── Supplied material

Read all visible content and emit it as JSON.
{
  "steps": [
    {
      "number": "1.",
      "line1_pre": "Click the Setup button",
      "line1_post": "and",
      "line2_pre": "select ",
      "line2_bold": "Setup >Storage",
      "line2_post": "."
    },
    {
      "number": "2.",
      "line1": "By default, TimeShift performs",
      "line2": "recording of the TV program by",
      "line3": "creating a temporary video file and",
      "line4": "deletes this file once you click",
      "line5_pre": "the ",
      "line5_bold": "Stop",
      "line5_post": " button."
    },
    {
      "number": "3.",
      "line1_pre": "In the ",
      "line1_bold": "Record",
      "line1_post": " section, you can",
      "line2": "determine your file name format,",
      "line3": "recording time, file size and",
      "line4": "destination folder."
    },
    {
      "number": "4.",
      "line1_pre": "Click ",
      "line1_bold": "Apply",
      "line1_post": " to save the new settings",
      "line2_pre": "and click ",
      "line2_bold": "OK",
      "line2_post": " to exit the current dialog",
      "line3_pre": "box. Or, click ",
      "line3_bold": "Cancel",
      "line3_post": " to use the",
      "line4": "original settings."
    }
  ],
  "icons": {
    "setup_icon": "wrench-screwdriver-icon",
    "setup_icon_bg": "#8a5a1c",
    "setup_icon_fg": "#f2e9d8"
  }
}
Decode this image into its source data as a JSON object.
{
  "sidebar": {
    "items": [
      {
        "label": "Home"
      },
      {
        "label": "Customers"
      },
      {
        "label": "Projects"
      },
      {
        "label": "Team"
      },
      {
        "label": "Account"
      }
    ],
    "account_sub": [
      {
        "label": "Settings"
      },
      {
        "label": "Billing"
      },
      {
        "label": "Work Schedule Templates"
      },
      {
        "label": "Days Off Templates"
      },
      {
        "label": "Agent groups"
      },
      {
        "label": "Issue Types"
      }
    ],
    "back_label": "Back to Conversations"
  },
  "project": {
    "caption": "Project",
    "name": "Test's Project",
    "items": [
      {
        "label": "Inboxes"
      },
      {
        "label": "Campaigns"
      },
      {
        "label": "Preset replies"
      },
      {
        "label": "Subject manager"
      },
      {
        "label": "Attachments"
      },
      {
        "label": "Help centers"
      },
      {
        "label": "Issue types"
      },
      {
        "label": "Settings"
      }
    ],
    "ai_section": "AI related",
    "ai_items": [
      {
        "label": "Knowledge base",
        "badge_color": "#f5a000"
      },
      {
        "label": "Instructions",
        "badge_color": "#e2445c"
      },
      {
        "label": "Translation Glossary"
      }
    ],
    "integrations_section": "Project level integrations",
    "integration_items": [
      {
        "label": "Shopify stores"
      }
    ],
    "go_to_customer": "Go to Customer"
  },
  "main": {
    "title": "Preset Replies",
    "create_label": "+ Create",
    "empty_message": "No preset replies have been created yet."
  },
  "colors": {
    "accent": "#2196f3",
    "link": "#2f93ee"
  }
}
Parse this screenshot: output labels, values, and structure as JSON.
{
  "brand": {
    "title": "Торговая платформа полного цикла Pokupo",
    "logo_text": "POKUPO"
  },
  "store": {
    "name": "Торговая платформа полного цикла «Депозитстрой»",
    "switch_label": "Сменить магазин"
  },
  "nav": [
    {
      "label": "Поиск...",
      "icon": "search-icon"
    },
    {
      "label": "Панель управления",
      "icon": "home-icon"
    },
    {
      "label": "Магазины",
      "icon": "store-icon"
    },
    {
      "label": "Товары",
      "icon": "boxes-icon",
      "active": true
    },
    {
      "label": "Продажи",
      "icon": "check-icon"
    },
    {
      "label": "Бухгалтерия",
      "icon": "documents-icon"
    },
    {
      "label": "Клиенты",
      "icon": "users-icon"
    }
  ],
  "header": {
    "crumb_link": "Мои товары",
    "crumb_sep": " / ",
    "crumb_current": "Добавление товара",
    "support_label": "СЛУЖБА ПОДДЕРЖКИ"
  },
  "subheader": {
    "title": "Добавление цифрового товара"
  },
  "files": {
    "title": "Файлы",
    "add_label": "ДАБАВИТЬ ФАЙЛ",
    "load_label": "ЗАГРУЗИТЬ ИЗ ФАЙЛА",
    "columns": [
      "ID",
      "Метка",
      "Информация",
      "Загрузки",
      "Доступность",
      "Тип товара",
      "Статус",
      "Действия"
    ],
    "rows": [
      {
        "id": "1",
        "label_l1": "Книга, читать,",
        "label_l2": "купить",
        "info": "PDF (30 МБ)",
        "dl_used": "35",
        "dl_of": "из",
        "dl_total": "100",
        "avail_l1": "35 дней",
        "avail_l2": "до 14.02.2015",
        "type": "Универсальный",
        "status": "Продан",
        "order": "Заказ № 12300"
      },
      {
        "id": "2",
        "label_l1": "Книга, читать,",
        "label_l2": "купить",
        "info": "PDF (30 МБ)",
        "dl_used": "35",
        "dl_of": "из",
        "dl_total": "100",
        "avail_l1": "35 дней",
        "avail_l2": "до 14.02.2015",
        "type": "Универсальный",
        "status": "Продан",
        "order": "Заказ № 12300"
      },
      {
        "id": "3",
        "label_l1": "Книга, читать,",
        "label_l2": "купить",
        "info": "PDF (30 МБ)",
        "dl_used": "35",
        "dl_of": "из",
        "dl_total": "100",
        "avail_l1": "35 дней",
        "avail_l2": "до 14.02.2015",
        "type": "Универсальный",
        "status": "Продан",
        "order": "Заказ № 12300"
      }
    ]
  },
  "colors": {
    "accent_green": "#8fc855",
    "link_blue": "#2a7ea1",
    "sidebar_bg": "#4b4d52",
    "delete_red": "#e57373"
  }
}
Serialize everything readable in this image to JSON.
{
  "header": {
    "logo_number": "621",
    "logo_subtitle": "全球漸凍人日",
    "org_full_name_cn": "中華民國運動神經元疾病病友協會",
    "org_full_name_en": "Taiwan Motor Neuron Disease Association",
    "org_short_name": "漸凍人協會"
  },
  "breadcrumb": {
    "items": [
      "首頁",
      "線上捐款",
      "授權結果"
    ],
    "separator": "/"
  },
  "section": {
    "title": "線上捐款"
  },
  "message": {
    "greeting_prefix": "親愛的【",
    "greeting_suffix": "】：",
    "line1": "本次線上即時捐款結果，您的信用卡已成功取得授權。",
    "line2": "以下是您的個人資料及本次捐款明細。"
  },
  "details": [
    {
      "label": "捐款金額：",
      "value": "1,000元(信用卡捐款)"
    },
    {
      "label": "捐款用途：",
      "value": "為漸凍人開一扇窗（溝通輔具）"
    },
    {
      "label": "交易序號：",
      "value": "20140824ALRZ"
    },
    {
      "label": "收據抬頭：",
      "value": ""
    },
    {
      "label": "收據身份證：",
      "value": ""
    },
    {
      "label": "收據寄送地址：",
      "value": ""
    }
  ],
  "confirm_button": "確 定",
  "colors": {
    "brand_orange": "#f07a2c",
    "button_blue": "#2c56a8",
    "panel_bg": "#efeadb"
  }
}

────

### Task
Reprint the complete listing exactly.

### Exercise output
Read all visible content and emit it as JSON.
{
  "steps": [
    {
      "number": "1.",
      "line1_pre": "Click the Setup button",
      "line1_post": "and",
      "line2_pre": "select ",
      "line2_bold": "Setup >Storage",
      "line2_post": "."
    },
    {
      "number": "2.",
      "line1": "By default, TimeShift performs",
      "line2": "recording of the TV program by",
      "line3": "creating a temporary video file and",
      "line4": "deletes this file once you click",
      "line5_pre": "the ",
      "line5_bold": "Stop",
      "line5_post": " button."
    },
    {
      "number": "3.",
      "line1_pre": "In the ",
      "line1_bold": "Record",
      "line1_post": " section, you can",
      "line2": "determine your file name format,",
      "line3": "recording time, file size and",
      "line4": "destination folder."
    },
    {
      "number": "4.",
      "line1_pre": "Click ",
      "line1_bold": "Apply",
      "line1_post": " to save the new settings",
      "line2_pre": "and click ",
      "line2_bold": "OK",
      "line2_post": " to exit the current dialog",
      "line3_pre": "box. Or, click ",
      "line3_bold": "Cancel",
      "line3_post": " to use the",
      "line4": "original settings."
    }
  ],
  "icons": {
    "setup_icon": "wrench-screwdriver-icon",
    "setup_icon_bg": "#8a5a1c",
    "setup_icon_fg": "#f2e9d8"
  }
}
Decode this image into its source data as a JSON object.
{
  "sidebar": {
    "items": [
      {
        "label": "Home"
      },
      {
        "label": "Customers"
      },
      {
        "label": "Projects"
      },
      {
        "label": "Team"
      },
      {
        "label": "Account"
      }
    ],
    "account_sub": [
      {
        "label": "Settings"
      },
      {
        "label": "Billing"
      },
      {
        "label": "Work Schedule Templates"
      },
      {
        "label": "Days Off Templates"
      },
      {
        "label": "Agent groups"
      },
      {
        "label": "Issue Types"
      }
    ],
    "back_label": "Back to Conversations"
  },
  "project": {
    "caption": "Project",
    "name": "Test's Project",
    "items": [
      {
        "label": "Inboxes"
      },
      {
        "label": "Campaigns"
      },
      {
        "label": "Preset replies"
      },
      {
        "label": "Subject manager"
      },
      {
        "label": "Attachments"
      },
      {
        "label": "Help centers"
      },
      {
        "label": "Issue types"
      },
      {
        "label": "Settings"
      }
    ],
    "ai_section": "AI related",
    "ai_items": [
      {
        "label": "Knowledge base",
        "badge_color": "#f5a000"
      },
      {
        "label": "Instructions",
        "badge_color": "#e2445c"
      },
      {
        "label": "Translation Glossary"
      }
    ],
    "integrations_section": "Project level integrations",
    "integration_items": [
      {
        "label": "Shopify stores"
      }
    ],
    "go_to_customer": "Go to Customer"
  },
  "main": {
    "title": "Preset Replies",
    "create_label": "+ Create",
    "empty_message": "No preset replies have been created yet."
  },
  "colors": {
    "accent": "#2196f3",
    "link": "#2f93ee"
  }
}
Parse this screenshot: output labels, values, and structure as JSON.
{
  "brand": {
    "title": "Торговая платформа полного цикла Pokupo",
    "logo_text": "POKUPO"
  },
  "store": {
    "name": "Торговая платформа полного цикла «Депозитстрой»",
    "switch_label": "Сменить магазин"
  },
  "nav": [
    {
      "label": "Поиск...",
      "icon": "search-icon"
    },
    {
      "label": "Панель управления",
      "icon": "home-icon"
    },
    {
      "label": "Магазины",
      "icon": "store-icon"
    },
    {
      "label": "Товары",
      "icon": "boxes-icon",
      "active": true
    },
    {
      "label": "Продажи",
      "icon": "check-icon"
    },
    {
      "label": "Бухгалтерия",
      "icon": "documents-icon"
    },
    {
      "label": "Клиенты",
      "icon": "users-icon"
    }
  ],
  "header": {
    "crumb_link": "Мои товары",
    "crumb_sep": " / ",
    "crumb_current": "Добавление товара",
    "support_label": "СЛУЖБА ПОДДЕРЖКИ"
  },
  "subheader": {
    "title": "Добавление цифрового товара"
  },
  "files": {
    "title": "Файлы",
    "add_label": "ДАБАВИТЬ ФАЙЛ",
    "load_label": "ЗАГРУЗИТЬ ИЗ ФАЙЛА",
    "columns": [
      "ID",
      "Метка",
      "Информация",
      "Загрузки",
      "Доступность",
      "Тип товара",
      "Статус",
      "Действия"
    ],
    "rows": [
      {
        "id": "1",
        "label_l1": "Книга, читать,",
        "label_l2": "купить",
        "info": "PDF (30 МБ)",
        "dl_used": "35",
        "dl_of": "из",
        "dl_total": "100",
        "avail_l1": "35 дней",
        "avail_l2": "до 14.02.2015",
        "type": "Универсальный",
        "status": "Продан",
        "order": "Заказ № 12300"
      },
      {
        "id": "2",
        "label_l1": "Книга, читать,",
        "label_l2": "купить",
        "info": "PDF (30 МБ)",
        "dl_used": "35",
        "dl_of": "из",
        "dl_total": "100",
        "avail_l1": "35 дней",
        "avail_l2": "до 14.02.2015",
        "type": "Универсальный",
        "status": "Продан",
        "order": "Заказ № 12300"
      },
      {
        "id": "3",
        "label_l1": "Книга, читать,",
        "label_l2": "купить",
        "info": "PDF (30 МБ)",
        "dl_used": "35",
        "dl_of": "из",
        "dl_total": "100",
        "avail_l1": "35 дней",
        "avail_l2": "до 14.02.2015",
        "type": "Универсальный",
        "status": "Продан",
        "order": "Заказ № 12300"
      }
    ]
  },
  "colors": {
    "accent_green": "#8fc855",
    "link_blue": "#2a7ea1",
    "sidebar_bg": "#4b4d52",
    "delete_red": "#e57373"
  }
}
Serialize everything readable in this image to JSON.
{
  "header": {
    "logo_number": "621",
    "logo_subtitle": "全球漸凍人日",
    "org_full_name_cn": "中華民國運動神經元疾病病友協會",
    "org_full_name_en": "Taiwan Motor Neuron Disease Association",
    "org_short_name": "漸凍人協會"
  },
  "breadcrumb": {
    "items": [
      "首頁",
      "線上捐款",
      "授權結果"
    ],
    "separator": "/"
  },
  "section": {
    "title": "線上捐款"
  },
  "message": {
    "greeting_prefix": "親愛的【",
    "greeting_suffix": "】：",
    "line1": "本次線上即時捐款結果，您的信用卡已成功取得授權。",
    "line2": "以下是您的個人資料及本次捐款明細。"
  },
  "details": [
    {
      "label": "捐款金額：",
      "value": "1,000元(信用卡捐款)"
    },
    {
      "label": "捐款用途：",
      "value": "為漸凍人開一扇窗（溝通輔具）"
    },
    {
      "label": "交易序號：",
      "value": "20140824ALRZ"
    },
    {
      "label": "收據抬頭：",
      "value": ""
    },
    {
      "label": "收據身份證：",
      "value": ""
    },
    {
      "label": "收據寄送地址：",
      "value": ""
    }
  ],
  "confirm_button": "確 定",
  "colors": {
    "brand_orange": "#f07a2c",
    "button_blue": "#2c56a8",
    "panel_bg": "#efeadb"
  }
}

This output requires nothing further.